Realistic Characters – REALLY Realistic

Every day something new comes at me from the websphere that I hadn’t thought of (and me a strategic kind of guy). Today is certainly no exception.

I write a lot of stuff that has corporate executives at the core of the story. OK, not too uncommon in these times. The place it gets interesting is that a number of my “executives” and even their companies are starting to show up in on-line business directories. Damien Grade, Chairman of Damien Holdings; Geoffrey Fynch, CEO of BeriCraft Aviation and Isham Spengler, CEO and Head of Security for Acolytica all showed up this morning while I was doing an unrelated Google search. Can Patrick Donleavy, Vice President of Davis/Utley be next? (Stage aside: all of the “Spenglers” from Ghostbusters Inc also showed up in the same business directory with Isham.)

Every one of my pages contains a “fiction” disclaimer. Apparently these directory scraper programs haven’t been trained to read disclaimers. Who knows, after my organizations and executives show up in enough directories I can set up some IPOs. 🙂


Learn to Write A Friggin’ Synopsis

Jeeze Laweeze! Again it’s been forever since anything new has appeared on this page. Why? Is Ron one lazy SOB or what? Nope! Probably the opposite. But being the guy that I am, I’m going to lay the blame specifically on [somebody else]. It’s all about that last post, wa-a-a-a-a-a-a-ay back on the 30th of May. That darned deadline. That June First Deadline!

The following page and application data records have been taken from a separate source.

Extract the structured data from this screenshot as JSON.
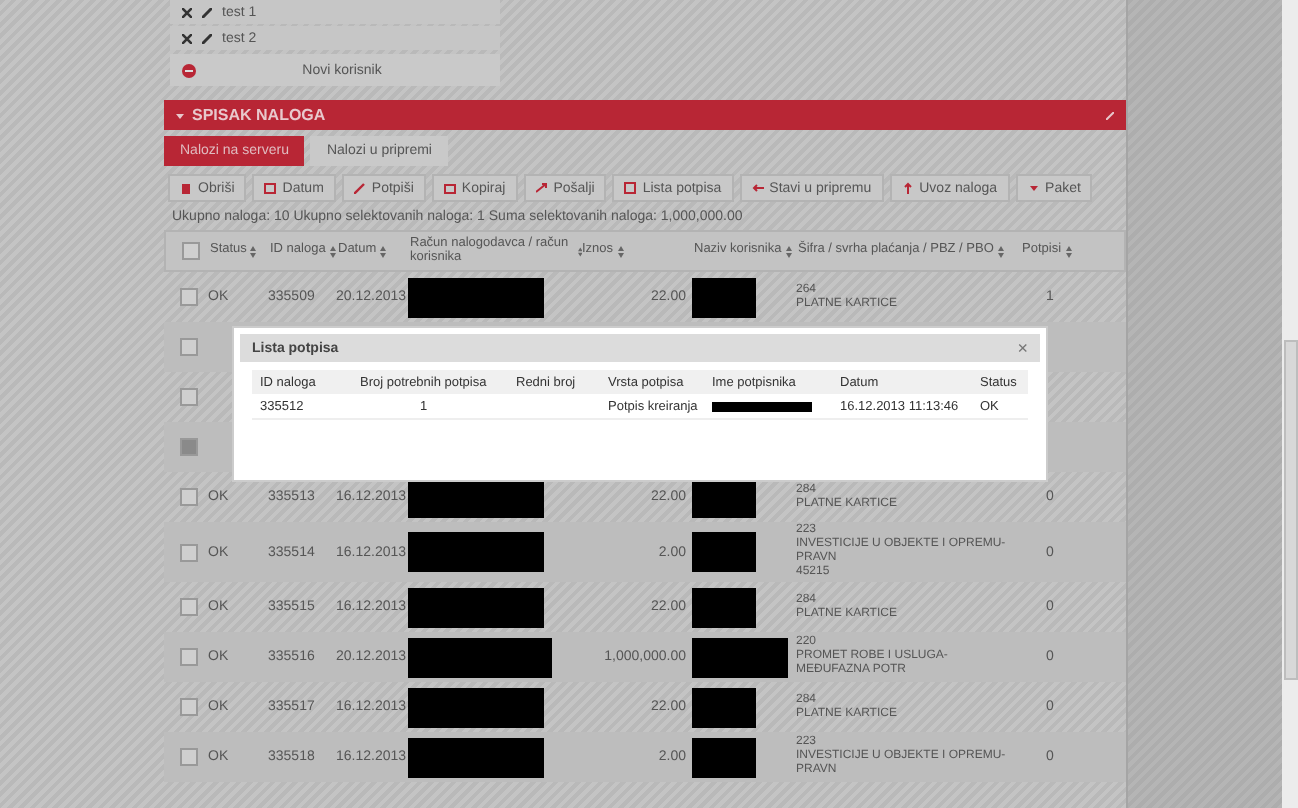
{
  "users": [
    {
      "name": "test 1"
    },
    {
      "name": "test 2"
    }
  ],
  "new_user_button": "Novi korisnik",
  "panel": {
    "title": "SPISAK NALOGA",
    "expanded": true
  },
  "tabs": [
    {
      "label": "Nalozi na serveru",
      "selected": true
    },
    {
      "label": "Nalozi u pripremi",
      "selected": false
    }
  ],
  "toolbar": [
    {
      "label": "Obriši"
    },
    {
      "label": "Datum"
    },
    {
      "label": "Potpiši"
    },
    {
      "label": "Kopiraj"
    },
    {
      "label": "Pošalji"
    },
    {
      "label": "Lista potpisa"
    },
    {
      "label": "Stavi u pripremu"
    },
    {
      "label": "Uvoz naloga"
    },
    {
      "label": "Paket"
    }
  ],
  "summary": "Ukupno naloga: 10 Ukupno selektovanih naloga: 1 Suma selektovanih naloga: 1,000,000.00",
  "table": {
    "select_all_checked": false,
    "columns": [
      "Status",
      "ID naloga",
      "Datum",
      "Račun nalogodavca / račun korisnika",
      "Iznos",
      "Naziv korisnika",
      "Šifra / svrha plaćanja / PBZ / PBO",
      "Potpisi"
    ],
    "rows": [
      {
        "kind": "full",
        "checked": false,
        "status": "OK",
        "id": "335509",
        "date": "20.12.2013",
        "amount": "22.00",
        "code": [
          "264",
          "PLATNE KARTICE"
        ],
        "signatures": "1"
      },
      {
        "kind": "covered",
        "checked": false
      },
      {
        "kind": "covered",
        "checked": false
      },
      {
        "kind": "covered",
        "checked": true
      },
      {
        "kind": "full",
        "checked": false,
        "status": "OK",
        "id": "335513",
        "date": "16.12.2013",
        "amount": "22.00",
        "code": [
          "284",
          "PLATNE KARTICE"
        ],
        "signatures": "0"
      },
      {
        "kind": "full",
        "checked": false,
        "status": "OK",
        "id": "335514",
        "date": "16.12.2013",
        "amount": "2.00",
        "code": [
          "223",
          "INVESTICIJE U OBJEKTE I OPREMU-",
          "PRAVN",
          "45215"
        ],
        "signatures": "0"
      },
      {
        "kind": "full",
        "checked": false,
        "status": "OK",
        "id": "335515",
        "date": "16.12.2013",
        "amount": "22.00",
        "code": [
          "284",
          "PLATNE KARTICE"
        ],
        "signatures": "0"
      },
      {
        "kind": "full",
        "checked": false,
        "status": "OK",
        "id": "335516",
        "date": "20.12.2013",
        "amount": "1,000,000.00",
        "code": [
          "220",
          "PROMET ROBE I USLUGA-",
          "MEĐUFAZNA POTR"
        ],
        "signatures": "0"
      },
      {
        "kind": "full",
        "checked": false,
        "status": "OK",
        "id": "335517",
        "date": "16.12.2013",
        "amount": "22.00",
        "code": [
          "284",
          "PLATNE KARTICE"
        ],
        "signatures": "0"
      },
      {
        "kind": "full",
        "checked": false,
        "status": "OK",
        "id": "335518",
        "date": "16.12.2013",
        "amount": "2.00",
        "code": [
          "223",
          "INVESTICIJE U OBJEKTE I OPREMU-",
          "PRAVN"
        ],
        "signatures": "0"
      }
    ]
  },
  "dialog": {
    "title": "Lista potpisa",
    "close": "×",
    "columns": [
      "ID naloga",
      "Broj potrebnih potpisa",
      "Redni broj",
      "Vrsta potpisa",
      "Ime potpisnika",
      "Datum",
      "Status"
    ],
    "rows": [
      {
        "id": "335512",
        "required": "1",
        "type": "Potpis kreiranja",
        "date": "16.12.2013 11:13:46",
        "status": "OK"
      }
    ]
  }
}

So, Ron – I can hear you asking this question – why did you wait until the day before the deadline to get started?

Ha! I have an answer. Because the day of the deadline I had other stuff to do. Like commute 100 miles to work – barefoot – in the snow – uphill both ways. [OK that last part is Bovine Scatological material, it’s only partly uphill both ways.]

Anyway, that day in fourteen hours of hell taught me an important lesson. I’ve got to get faster at making stuff up. [Better yet to take one of Pam McCutcheon’s synopsis classes.]

To top it off, that fourteen-hour exercise showed me that I did indeed have some holes in the story. Nothing major, but the synopsis exercise coupled with a conversation I had at Pikes Peak Writers Conference with a major thriller-writer-guy planted the seed of a new plot line to make the story a lot more interesting. Bottom line is that the entry went in as is and the next morning I began a massive rewrite on the project. [We’ll ignore the fact that I’d told an agent a few weeks earlier “You bet, done and all ready to go.”]

Three hundred rewritten pages later, the manuscript was “in the mail.” [email whew!] I have a new book underway, and ten minutes to update my blog.

ttfn, Ron

How to HATE a Book!

I never thought I’d say this. I LOVE to read, I’m surrounded by books in my office and throughout my house. But in the past 14 hours, I’ve grown to hate a book. The tough part is that it’s one of MY books.  I’m getting it ready for the Colorado Gold contest, so I won’t say anything about the book except that I HATE IT!

Why, you ask? This book has been “done” for a while. I’m doing a little bit of tweaking, but hey, you know how it is. A writer can make a project last FOREVER if he (or she) wants to. My marvelous critique group (Nancy, Vicki, Mike, Rick, Jodie, Claire, Charlie, Dave, et al) have ripped it to shreds for rebuilding a number of times. It’s hot! It’s ready!

Now I need an 8 page synopsis. Therein, the discovery of how to hate a book. OK, so I shouldn’t have waited this close to deadline. My BAD. OK, you never, ever try to come up with a finished work on first draft. (OK, I do it hundreds of times a year. I LIVE for FINAL first drafts. – Maybe THAT’s why I don’t have a Maserati in my driveway.) Knocking out a synopsis in one sitting is not only STUPID, it’s INSANE. At the end of page 1, I felt good. Still going strong at three and four. THEN OMG! How can I call this a [genre censored] when it doesn’t have a [scene description appropriate to genre] scene in chapter 22. It’s gotta have it. The book is RUINED without it. Each word I typed in the synopsis made me hate this terrible, worthless book even more.

Then I came up with a solution. I got up. I put my computer into hibernate mode. I reached for a glass, some ice, and that bottle with all the red wax around the top.

I’m cooking!

ttfn, rlc